New Revelation in GAO Litigation against Donor-Financed Faculty Lounge Activists — Did UCLA Destroy Tort-Bar Slideshow? - Climate Litigation Watch

New Revelation in GAO Litigation against Donor-Financed Faculty Lounge Activists — Did UCLA Destroy Tort-Bar Slideshow?

CLW readers know about Government Accountability & Oversight’s (GAO) Public Records Act litigation against UCLA Law School, filed on behalf of the Competitive Enterprise Institute. This involves records of two faculty, including professor Ann Carlson, both a consultant to the climate litigation industry and a media go-to for ostensibly neutral (if reliably admiring) assessment of that industry’s work.

Recent developments add further intrigue to an already remarkable situation.

UCLA produced numerous records very informative to the public debate, about the school’s, and particularly Carlson’s, relationship with and role in the climate litigation industry. The University claimed to be withholding no records — only several highly dubious redactions of certain portions of emails on the basis that releasing the text would impermissibly harm its donor strategy. Ahem.

The original record production showed how faculty were anxious about producing these records, surely with faculty member Cara Horowtiz’s email sent from the “secret meeting at Harvard” among those in mind. This resulted in the delightful euphemism that “disclosure may not be in the public interest”.

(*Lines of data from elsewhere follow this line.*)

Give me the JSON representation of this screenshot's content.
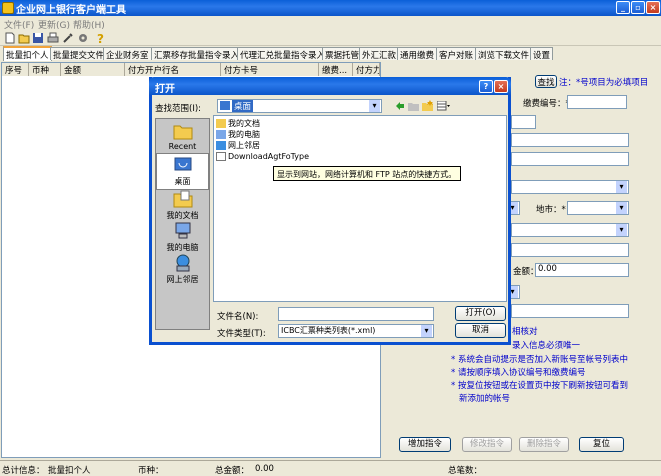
{
  "window": {
    "title": "企业网上银行客户端工具"
  },
  "menu": [
    "文件(F)",
    "更新(G)",
    "帮助(H)"
  ],
  "tabs": [
    "批量扣个人",
    "批量提交文件",
    "企业财务室",
    "汇票移存批量指令录入",
    "代理汇兑批量指令录入",
    "票据托管",
    "外汇汇款",
    "通用缴费",
    "客户对账",
    "浏览下载文件",
    "设置"
  ],
  "grid": {
    "columns": [
      "序号",
      "币种",
      "金额",
      "付方开户行名",
      "付方卡号",
      "缴费...",
      "付方力"
    ]
  },
  "right": {
    "search_button": "查找",
    "note": "注：*号项目为必填项目",
    "fee_no_label": "缴费编号：*",
    "city_label": "地市：*",
    "amount_label": "金额：*",
    "amount_value": "0.00",
    "hints": [
      "相核对",
      "录入信息必须唯一",
      "* 系统会自动提示是否加入新账号至帐号列表中",
      "* 请按顺序填入协议编号和缴费编号",
      "* 按复位按钮或在设置页中按下刷新按钮可看到",
      "新添加的帐号"
    ],
    "add_button": "增加指令",
    "modify_button": "修改指令",
    "delete_button": "删除指令",
    "reset_button": "复位"
  },
  "status": {
    "total_label": "总计信息：",
    "total_value": "批量扣个人",
    "currency_label": "币种：",
    "amount_label": "总金额：",
    "amount_value": "0.00",
    "count_label": "总笔数："
  },
  "dialog": {
    "title": "打开",
    "lookin_label": "查找范围(I):",
    "lookin_value": "桌面",
    "places": [
      "Recent",
      "桌面",
      "我的文档",
      "我的电脑",
      "网上邻居"
    ],
    "files": [
      "我的文档",
      "我的电脑",
      "网上邻居",
      "DownloadAgtFoType"
    ],
    "tooltip": "显示到网站，网络计算机和 FTP 站点的快捷方式。",
    "filename_label": "文件名(N):",
    "filename_value": "",
    "filetype_label": "文件类型(T):",
    "filetype_value": "ICBC汇票种类列表(*.xml)",
    "open_button": "打开(O)",
    "cancel_button": "取消"
  }
}
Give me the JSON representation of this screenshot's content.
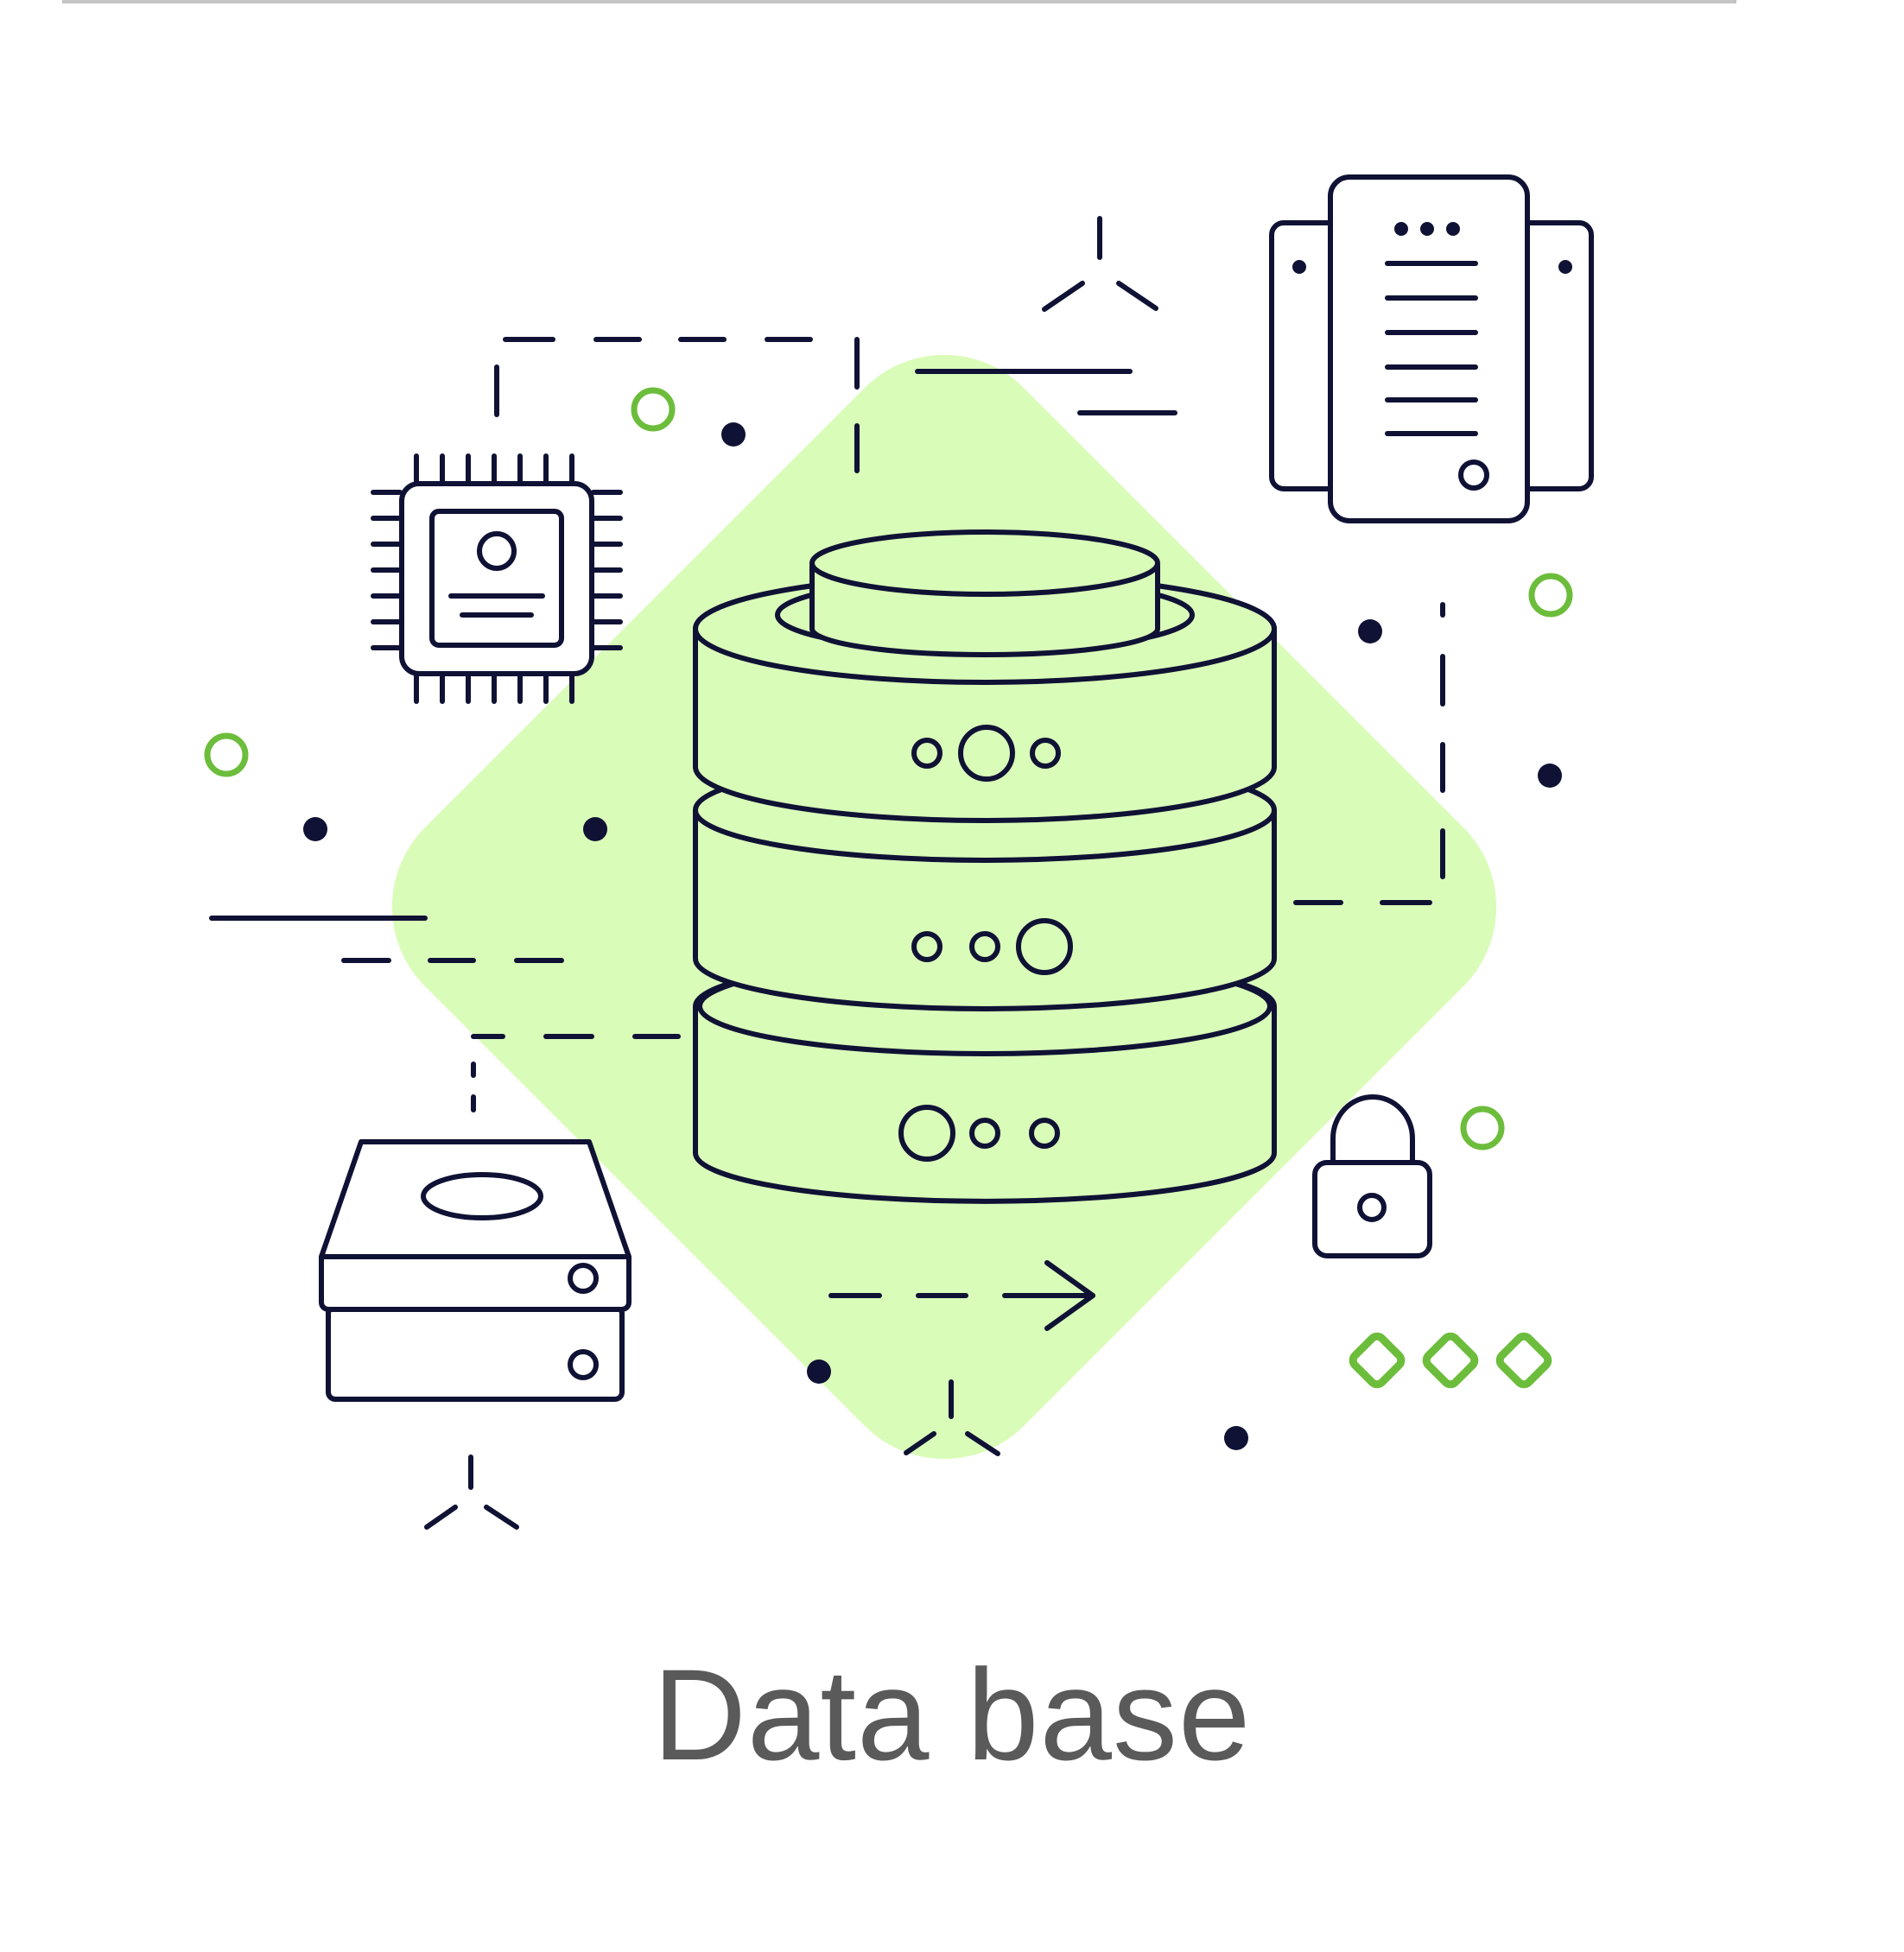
{
  "caption": "Data base",
  "colors": {
    "ink": "#0f1234",
    "accent_fill": "#dafcb9",
    "accent_green": "#6cbd3b",
    "caption_gray": "#5a5a5a",
    "top_rule": "#c4c4c4",
    "background": "#ffffff"
  },
  "icons": [
    "database-stack-icon",
    "cpu-chip-icon",
    "server-tower-icon",
    "hard-drive-stack-icon",
    "padlock-icon",
    "arrow-right-icon"
  ]
}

Subsequently, UCLA produced an April response to discovery requests by local counsel James Hunter. Among them was an email thread containing 6 messages reflecting Carlson’s request for slides Sher had “presented at UCLA” (this thread was produced only all in one, as opposed to producing each email and each ensuing thread). This presentation was presumably a private one including, at minimum, law faculty who also happen to cheer-lead for his work, given Sher agreed so long as the slides weren’t attributed to him.

Incidentally, Sher said same thing about attribution to an IT officer who contacted him during discovery. It is unclear why he takes this position. It is possible that acknowledging that the words coming out of the seemingly objective, chin-stroking academic observer’s mouth might color not only that commentary but — depending on the content — the plaintiffs’ cases (what it surely would not impact is the media’s deployment of Carlson as a go-to  neutral observer).

Regardless, these slides, clearly visible in the email thread as “UCLA.pdf”, were notably missing from UCLA’s production. This is where we pick up here.

The school ignored numerous inquiries about this Mystery of the Missing PDF. It only stated, in communications with local counsel Hunter, that it had withheld no records from the production (just those “donor strategy” excerpts).

After we sent a separate PRA request seeking just that attachment, UCLA, through litigation counsel, informed us that the document — an attachment to a released email thread, i.e., that *does* exist — does not exist because it was deleted by the recipient.


The recipient does not own this record, the public does. We must leave for further discovery or trial such issues as how a professor deleting an email — one that the school still managed to produce in its entire-thread form, sans the attachment — would destroy the copies on the school’s system, and how might any of this square with University record retention policies.

Which of course begs the question whether the school does in fact maintain backups or backend logs.

This is all highly unusual and, if a faculty member can destroy all copies of a record by deleting it from her own email, then undoubtedly in violation of University (state) policy.

It is also relevant to a critical public debate. As CLW noted on April 23, 2019:

UCLA’s actual production of records it has been withholding, and the privilege log attendant to that, are still to come [NB: it has failed to provide a log of records it decline to produce in discovery]. Even Friday’s production of certain records about the school’s handling of the requests showed there is much more there to be learned that is valuable about this industry.

Litigation proceeds to gain answers to the questions raised here. Including when Prof. Carlson deleted this public record, a presentation that its tort-lawyer author is fine seeing the light of day, just as long as it is not attributed to him.

Incomplete SherEdling thread (PDF)